▶ **WHAT IS EXPECTED**
In the data, find the word "Points" and copy out every line that has it.

━━━━━━━━━━

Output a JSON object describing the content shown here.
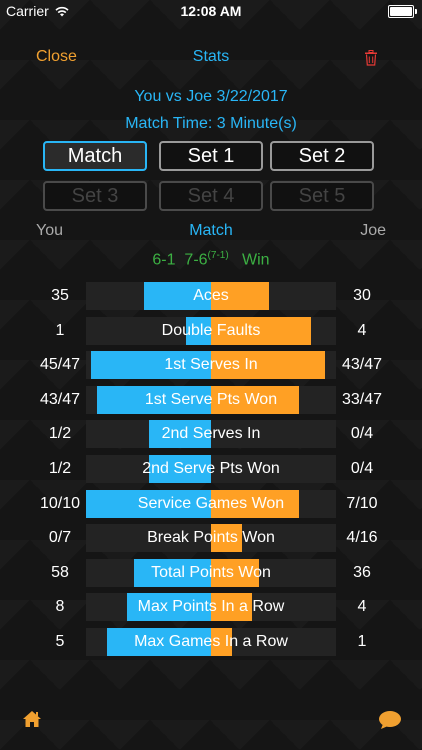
{
  "status": {
    "carrier": "Carrier",
    "time": "12:08 AM"
  },
  "nav": {
    "close": "Close",
    "title": "Stats"
  },
  "info": {
    "line1": "You vs Joe 3/22/2017",
    "line2": "Match Time: 3 Minute(s)"
  },
  "sets": [
    {
      "label": "Match",
      "state": "selected"
    },
    {
      "label": "Set 1",
      "state": "normal"
    },
    {
      "label": "Set 2",
      "state": "normal"
    },
    {
      "label": "Set 3",
      "state": "disabled"
    },
    {
      "label": "Set 4",
      "state": "disabled"
    },
    {
      "label": "Set 5",
      "state": "disabled"
    }
  ],
  "players": {
    "left": "You",
    "center": "Match",
    "right": "Joe"
  },
  "score": {
    "set1": "6-1",
    "set2": "7-6",
    "tiebreak": "(7-1)",
    "result": "Win"
  },
  "colors": {
    "accent_blue": "#29b6f6",
    "accent_orange": "#ffa024",
    "win_green": "#3cb043",
    "close_orange": "#f0a030",
    "trash_red": "#e53935"
  },
  "stats": [
    {
      "label": "Aces",
      "left": "35",
      "right": "30",
      "left_frac": 0.54,
      "right_frac": 0.46
    },
    {
      "label": "Double Faults",
      "left": "1",
      "right": "4",
      "left_frac": 0.2,
      "right_frac": 0.8
    },
    {
      "label": "1st Serves In",
      "left": "45/47",
      "right": "43/47",
      "left_frac": 0.96,
      "right_frac": 0.91
    },
    {
      "label": "1st Serve Pts Won",
      "left": "43/47",
      "right": "33/47",
      "left_frac": 0.91,
      "right_frac": 0.7
    },
    {
      "label": "2nd Serves In",
      "left": "1/2",
      "right": "0/4",
      "left_frac": 0.5,
      "right_frac": 0.0
    },
    {
      "label": "2nd Serve Pts Won",
      "left": "1/2",
      "right": "0/4",
      "left_frac": 0.5,
      "right_frac": 0.0
    },
    {
      "label": "Service Games Won",
      "left": "10/10",
      "right": "7/10",
      "left_frac": 1.0,
      "right_frac": 0.7
    },
    {
      "label": "Break Points Won",
      "left": "0/7",
      "right": "4/16",
      "left_frac": 0.0,
      "right_frac": 0.25
    },
    {
      "label": "Total Points Won",
      "left": "58",
      "right": "36",
      "left_frac": 0.62,
      "right_frac": 0.38
    },
    {
      "label": "Max Points In a Row",
      "left": "8",
      "right": "4",
      "left_frac": 0.67,
      "right_frac": 0.33
    },
    {
      "label": "Max Games In a Row",
      "left": "5",
      "right": "1",
      "left_frac": 0.83,
      "right_frac": 0.17
    }
  ],
  "icons": {
    "home": "home-icon",
    "chat": "chat-bubble-icon",
    "trash": "trash-icon",
    "wifi": "wifi-icon",
    "battery": "battery-icon"
  }
}
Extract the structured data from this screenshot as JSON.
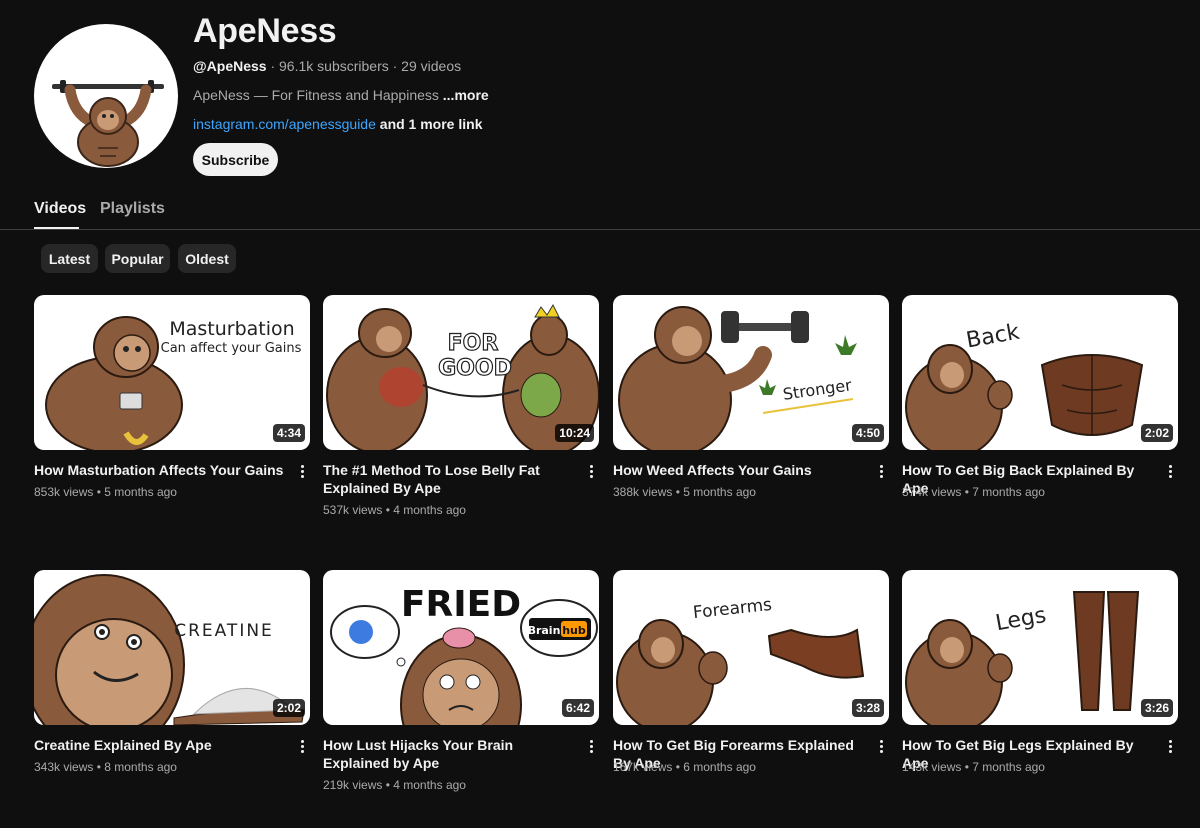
{
  "channel": {
    "name": "ApeNess",
    "handle": "@ApeNess",
    "stats_suffix": " · 96.1k subscribers · 29 videos",
    "description": "ApeNess — For Fitness and Happiness ",
    "description_more": "...more",
    "link": "instagram.com/apenessguide",
    "more_links": " and 1 more link",
    "subscribe_label": "Subscribe"
  },
  "tabs": [
    {
      "label": "Videos"
    },
    {
      "label": "Playlists"
    }
  ],
  "chips": [
    {
      "label": "Latest"
    },
    {
      "label": "Popular"
    },
    {
      "label": "Oldest"
    }
  ],
  "videos": [
    {
      "title": "How Masturbation Affects Your Gains",
      "views": "853k views",
      "age": "5 months ago",
      "duration": "4:34",
      "thumb_text": [
        "Masturbation",
        "Can affect your Gains"
      ]
    },
    {
      "title": "The #1 Method To Lose Belly Fat Explained By Ape",
      "views": "537k views",
      "age": "4 months ago",
      "duration": "10:24",
      "thumb_text": [
        "FOR",
        "GOOD"
      ]
    },
    {
      "title": "How Weed Affects Your Gains",
      "views": "388k views",
      "age": "5 months ago",
      "duration": "4:50",
      "thumb_text": [
        "Stronger"
      ]
    },
    {
      "title": "How To Get Big Back Explained By Ape",
      "views": "374k views",
      "age": "7 months ago",
      "duration": "2:02",
      "thumb_text": [
        "Back"
      ]
    },
    {
      "title": "Creatine Explained By Ape",
      "views": "343k views",
      "age": "8 months ago",
      "duration": "2:02",
      "thumb_text": [
        "CREATINE"
      ]
    },
    {
      "title": "How Lust Hijacks Your Brain Explained by Ape",
      "views": "219k views",
      "age": "4 months ago",
      "duration": "6:42",
      "thumb_text": [
        "FRIED",
        "Brain",
        "hub"
      ]
    },
    {
      "title": "How To Get Big Forearms Explained By Ape",
      "views": "167k views",
      "age": "6 months ago",
      "duration": "3:28",
      "thumb_text": [
        "Forearms"
      ]
    },
    {
      "title": "How To Get Big Legs Explained By Ape",
      "views": "143k views",
      "age": "7 months ago",
      "duration": "3:26",
      "thumb_text": [
        "Legs"
      ]
    }
  ],
  "icons": {
    "menu": "more-vert-icon",
    "avatar": "ape-lifting-bar-logo"
  },
  "colors": {
    "background": "#0f0f0f",
    "link": "#3ea6ff",
    "ape_brown": "#8a5a3c",
    "ape_face": "#c99a76"
  }
}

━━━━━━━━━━

▶ **FINAL ANSWER**
      "label": "Break Points Won",
      "label": "Total Points Won",
      "label": "Max Points In a Row",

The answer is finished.